After the New York Hilton Midtown announced they would be ending room service back in 2013, the industry predicted massive change with regards to in-room dining. Today, amidst continued declining sales in room service, these predictions are coming true as hotels around the world reinvent in-room dining programs from the ground up.

Global Hospitality Insights, a report by Ernst & Young, recently reported an increase in tourism across the globe during the next 12 months as a result of renewed efforts in destination marketing, increased use of technology and a growing interest in travel among the middle class in emerging economies. This presents a unique opportunity for hotels to take advantage of this surge in travelers and generate incremental revenue from in-room dining, a department that has historically been unprofitable, especially for large hotels.

Here are three ways hotels are beginning to see increased profits by investing in a better in-room dining experience.

Digital and interactive in-room dining menus

Using new technology, it is now possible for hotels to offer well-branded room service. As hotels large and small move towards digital check-in services via iPad and other mobile devices, featuring room service via iPad is becoming more and more common.

Intelity, which runs iPad systems in about 120 hotels, analyzed how hotel guests used the devices over the last two years. They found that the most common use, by far, is ordering room service.

For example, the Hotel Bel-Air in Beverly Hills found that iPads revolutionized the way guests order room service. Today, most orders come in via the guestroom iPad instead of the old-fashioned guestroom telephone. These digital menus can be accessed from in-room TVs, iPads and even custom apps, and are saving the hotel money on printing costs. Additionally, this process is automated with the associated back-end transactions becoming more efficient and profitable for the Hotel Bel-Air and other hotels around the world.

Concept driven offerings

This year we can also expect to see in-room dining more closely match the hotel’s concept. Hotels with a green/eco or health related concept, may offer locally sourced brown bag lunches, while a hotel in wine country may boast a complete cellar and tasting menu for in-room wine ordering.

One exciting concept-driven innovation is related to food trucks. Food trucks and temporary pop-up restaurants have become ubiquitous on streets across America and Europe, with many hotels now getting in on the craze.

For example, the Setai Hotel in Miami’s South Beach last year opened the Beach Kiosk, calling it a “high-end hotel food truck” on the beach. Menu items are designed by the hotel restaurant’s Michelin-starred executive chef David Werly to match the theme of the traditional restaurants, and include ceviche, Wagyu hot dog and salmon burgers.

Also, the Auberge Saint-Antoine in Quebec City will open a second food truck by its restaurant’s chef in June. The first Panache Mobile operates at the nearby Vignoble de Sainte-Pétronille vineyard. The second will be on the riverfront at the St. Lawrence River. The food, which includes lobster rolls, tartare and focaccia sandwiches, is made from ingredients from a garden the hotel operates at a nearby island.

High end brand partnerships

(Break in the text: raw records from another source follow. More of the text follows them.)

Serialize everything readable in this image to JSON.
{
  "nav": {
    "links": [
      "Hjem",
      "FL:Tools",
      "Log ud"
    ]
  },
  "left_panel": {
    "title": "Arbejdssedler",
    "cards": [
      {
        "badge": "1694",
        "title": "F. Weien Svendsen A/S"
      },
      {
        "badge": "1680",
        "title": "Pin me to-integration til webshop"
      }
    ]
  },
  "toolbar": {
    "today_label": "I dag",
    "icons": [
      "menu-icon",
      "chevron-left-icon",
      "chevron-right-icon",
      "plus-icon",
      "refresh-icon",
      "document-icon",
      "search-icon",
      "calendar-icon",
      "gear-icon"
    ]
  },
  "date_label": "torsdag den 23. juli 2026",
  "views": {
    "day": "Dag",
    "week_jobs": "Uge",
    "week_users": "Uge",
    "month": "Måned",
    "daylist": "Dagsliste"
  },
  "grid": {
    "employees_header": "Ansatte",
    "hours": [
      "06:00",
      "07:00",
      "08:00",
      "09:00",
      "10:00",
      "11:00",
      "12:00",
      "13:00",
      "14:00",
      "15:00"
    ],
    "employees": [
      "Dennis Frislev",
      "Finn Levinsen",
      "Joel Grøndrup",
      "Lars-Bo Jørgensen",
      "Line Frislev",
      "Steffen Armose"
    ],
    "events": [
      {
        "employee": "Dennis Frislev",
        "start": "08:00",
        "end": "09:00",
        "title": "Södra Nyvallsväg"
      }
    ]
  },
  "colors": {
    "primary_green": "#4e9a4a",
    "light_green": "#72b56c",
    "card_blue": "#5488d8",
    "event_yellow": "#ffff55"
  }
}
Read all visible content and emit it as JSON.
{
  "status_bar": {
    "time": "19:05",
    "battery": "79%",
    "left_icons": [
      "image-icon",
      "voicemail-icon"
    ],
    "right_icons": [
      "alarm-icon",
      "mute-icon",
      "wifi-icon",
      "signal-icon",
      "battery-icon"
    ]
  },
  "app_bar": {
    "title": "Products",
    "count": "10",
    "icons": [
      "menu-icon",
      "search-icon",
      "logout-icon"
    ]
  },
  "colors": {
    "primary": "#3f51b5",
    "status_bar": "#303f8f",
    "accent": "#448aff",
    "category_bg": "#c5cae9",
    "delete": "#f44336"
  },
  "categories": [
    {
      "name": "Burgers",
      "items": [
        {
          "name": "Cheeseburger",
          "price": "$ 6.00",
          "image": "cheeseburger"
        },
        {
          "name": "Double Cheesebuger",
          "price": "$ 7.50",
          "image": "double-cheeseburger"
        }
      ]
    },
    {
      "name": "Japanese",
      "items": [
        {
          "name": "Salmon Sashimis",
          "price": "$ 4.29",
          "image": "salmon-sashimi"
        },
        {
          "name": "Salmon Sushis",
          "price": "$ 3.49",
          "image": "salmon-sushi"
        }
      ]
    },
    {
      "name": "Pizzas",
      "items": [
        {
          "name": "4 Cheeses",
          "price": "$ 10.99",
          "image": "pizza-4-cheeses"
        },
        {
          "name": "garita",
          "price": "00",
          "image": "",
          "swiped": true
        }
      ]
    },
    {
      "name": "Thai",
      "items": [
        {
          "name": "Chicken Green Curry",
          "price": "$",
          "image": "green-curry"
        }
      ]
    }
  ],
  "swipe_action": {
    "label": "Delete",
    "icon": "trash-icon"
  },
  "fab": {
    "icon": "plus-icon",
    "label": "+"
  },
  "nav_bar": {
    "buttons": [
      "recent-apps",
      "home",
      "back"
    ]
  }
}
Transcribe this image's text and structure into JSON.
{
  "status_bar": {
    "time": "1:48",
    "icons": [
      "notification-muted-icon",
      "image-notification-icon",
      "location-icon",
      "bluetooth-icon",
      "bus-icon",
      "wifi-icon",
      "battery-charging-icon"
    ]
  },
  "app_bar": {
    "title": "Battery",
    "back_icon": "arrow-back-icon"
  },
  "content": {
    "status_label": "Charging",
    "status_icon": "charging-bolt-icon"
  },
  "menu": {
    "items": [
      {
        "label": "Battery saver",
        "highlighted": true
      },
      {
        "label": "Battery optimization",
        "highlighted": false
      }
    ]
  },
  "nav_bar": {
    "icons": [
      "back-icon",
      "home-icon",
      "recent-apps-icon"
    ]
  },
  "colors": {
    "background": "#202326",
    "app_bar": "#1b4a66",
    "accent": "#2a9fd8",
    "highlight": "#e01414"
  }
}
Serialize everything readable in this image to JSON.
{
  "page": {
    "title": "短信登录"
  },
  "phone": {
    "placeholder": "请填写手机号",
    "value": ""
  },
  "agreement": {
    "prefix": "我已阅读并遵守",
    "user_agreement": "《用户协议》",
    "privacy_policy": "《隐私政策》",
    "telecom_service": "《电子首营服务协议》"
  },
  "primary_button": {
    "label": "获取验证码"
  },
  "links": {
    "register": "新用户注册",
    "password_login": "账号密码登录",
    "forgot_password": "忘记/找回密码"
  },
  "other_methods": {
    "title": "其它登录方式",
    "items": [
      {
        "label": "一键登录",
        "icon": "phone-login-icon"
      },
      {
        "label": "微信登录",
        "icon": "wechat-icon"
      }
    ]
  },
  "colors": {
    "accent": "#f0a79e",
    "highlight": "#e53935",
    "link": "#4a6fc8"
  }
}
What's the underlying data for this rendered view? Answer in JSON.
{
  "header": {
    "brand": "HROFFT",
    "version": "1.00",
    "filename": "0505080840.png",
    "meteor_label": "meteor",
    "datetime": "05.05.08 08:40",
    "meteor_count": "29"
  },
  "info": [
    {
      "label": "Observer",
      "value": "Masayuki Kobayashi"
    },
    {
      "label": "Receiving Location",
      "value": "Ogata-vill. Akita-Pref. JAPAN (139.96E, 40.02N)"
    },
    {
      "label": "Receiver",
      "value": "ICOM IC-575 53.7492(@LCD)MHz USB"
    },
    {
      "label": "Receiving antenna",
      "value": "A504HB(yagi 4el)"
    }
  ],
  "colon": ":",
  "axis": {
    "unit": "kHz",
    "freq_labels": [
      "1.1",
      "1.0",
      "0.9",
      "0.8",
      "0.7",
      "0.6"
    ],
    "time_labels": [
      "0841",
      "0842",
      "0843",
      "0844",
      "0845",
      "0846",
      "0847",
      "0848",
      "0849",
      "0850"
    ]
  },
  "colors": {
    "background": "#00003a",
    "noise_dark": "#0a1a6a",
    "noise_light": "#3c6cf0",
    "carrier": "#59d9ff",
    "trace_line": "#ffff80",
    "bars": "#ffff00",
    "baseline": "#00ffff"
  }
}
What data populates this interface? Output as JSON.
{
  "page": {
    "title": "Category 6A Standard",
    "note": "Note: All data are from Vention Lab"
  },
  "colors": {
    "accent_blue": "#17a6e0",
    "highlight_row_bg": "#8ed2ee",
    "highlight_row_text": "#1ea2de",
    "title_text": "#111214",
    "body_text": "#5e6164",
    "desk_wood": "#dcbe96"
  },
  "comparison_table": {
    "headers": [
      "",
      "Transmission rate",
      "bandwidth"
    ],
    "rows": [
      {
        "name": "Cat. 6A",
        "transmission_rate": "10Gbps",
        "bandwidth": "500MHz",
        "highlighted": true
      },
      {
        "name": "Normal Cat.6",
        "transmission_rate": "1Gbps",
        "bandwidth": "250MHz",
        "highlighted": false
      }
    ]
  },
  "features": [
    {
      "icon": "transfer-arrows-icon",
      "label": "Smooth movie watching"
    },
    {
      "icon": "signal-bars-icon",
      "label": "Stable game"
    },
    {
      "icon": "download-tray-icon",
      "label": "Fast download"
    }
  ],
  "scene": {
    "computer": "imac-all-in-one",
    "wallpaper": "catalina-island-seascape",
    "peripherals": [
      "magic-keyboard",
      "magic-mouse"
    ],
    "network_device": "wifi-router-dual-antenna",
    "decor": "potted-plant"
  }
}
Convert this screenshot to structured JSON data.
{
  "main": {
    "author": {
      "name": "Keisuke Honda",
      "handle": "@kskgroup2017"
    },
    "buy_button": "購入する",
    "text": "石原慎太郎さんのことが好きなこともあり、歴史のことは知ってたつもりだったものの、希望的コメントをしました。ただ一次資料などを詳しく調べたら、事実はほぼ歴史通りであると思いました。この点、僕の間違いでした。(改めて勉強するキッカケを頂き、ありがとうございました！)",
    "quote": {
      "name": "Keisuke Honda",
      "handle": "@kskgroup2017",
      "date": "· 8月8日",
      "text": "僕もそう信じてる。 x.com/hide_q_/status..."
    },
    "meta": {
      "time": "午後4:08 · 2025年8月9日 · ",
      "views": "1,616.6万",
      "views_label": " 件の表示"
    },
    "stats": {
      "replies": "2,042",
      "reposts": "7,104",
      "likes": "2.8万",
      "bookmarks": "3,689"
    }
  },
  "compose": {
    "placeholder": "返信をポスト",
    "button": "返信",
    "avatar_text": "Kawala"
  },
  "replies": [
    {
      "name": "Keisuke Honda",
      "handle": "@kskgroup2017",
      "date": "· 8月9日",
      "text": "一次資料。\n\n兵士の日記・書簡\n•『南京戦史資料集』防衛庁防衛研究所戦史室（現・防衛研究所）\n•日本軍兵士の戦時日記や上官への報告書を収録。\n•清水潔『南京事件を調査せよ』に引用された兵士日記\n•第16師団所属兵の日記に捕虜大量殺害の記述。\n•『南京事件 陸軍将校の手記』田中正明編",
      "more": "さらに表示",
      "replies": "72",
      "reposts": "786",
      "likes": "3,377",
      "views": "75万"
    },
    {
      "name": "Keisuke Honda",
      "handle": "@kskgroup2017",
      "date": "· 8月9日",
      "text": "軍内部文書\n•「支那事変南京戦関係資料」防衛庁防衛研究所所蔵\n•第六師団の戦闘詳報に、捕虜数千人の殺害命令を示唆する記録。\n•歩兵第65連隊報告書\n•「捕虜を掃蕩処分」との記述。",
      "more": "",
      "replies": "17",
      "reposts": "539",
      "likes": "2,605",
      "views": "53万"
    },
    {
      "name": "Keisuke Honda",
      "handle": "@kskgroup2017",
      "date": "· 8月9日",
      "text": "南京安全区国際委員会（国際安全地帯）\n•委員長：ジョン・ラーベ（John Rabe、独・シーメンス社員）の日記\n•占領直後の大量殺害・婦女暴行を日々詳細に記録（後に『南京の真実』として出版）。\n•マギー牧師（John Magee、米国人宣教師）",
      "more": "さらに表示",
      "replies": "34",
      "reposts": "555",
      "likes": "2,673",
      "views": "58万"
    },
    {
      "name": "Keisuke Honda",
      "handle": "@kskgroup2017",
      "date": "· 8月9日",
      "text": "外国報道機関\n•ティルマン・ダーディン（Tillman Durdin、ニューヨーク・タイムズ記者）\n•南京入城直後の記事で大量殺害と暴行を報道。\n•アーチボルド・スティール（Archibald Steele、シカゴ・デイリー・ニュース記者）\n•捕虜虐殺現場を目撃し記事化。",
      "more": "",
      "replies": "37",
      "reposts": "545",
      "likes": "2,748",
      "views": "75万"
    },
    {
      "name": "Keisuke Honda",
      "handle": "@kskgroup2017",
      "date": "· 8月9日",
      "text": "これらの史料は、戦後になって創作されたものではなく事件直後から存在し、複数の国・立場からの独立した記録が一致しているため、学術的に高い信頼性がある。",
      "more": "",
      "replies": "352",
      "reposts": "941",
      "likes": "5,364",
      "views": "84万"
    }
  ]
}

Luxury brands have always been big business. The world’s top brands signify coolness and quality, and now these brands are generating incremental revenue by partnering with hotels around the world.

When you check into your Westin Hotel, for example, expect the beauty products to come from high-end beauty brand Aveda. Le Meridien hotels offer luxurious Hermes toiletries in their rooms.

And high-end appliances are the latest luxury brand hotel trend. The Grand Waikikian by Hilton Vacations Club features full kitchens with high-end appliances, so guests can enjoy in-room dining as a family in complete comfort.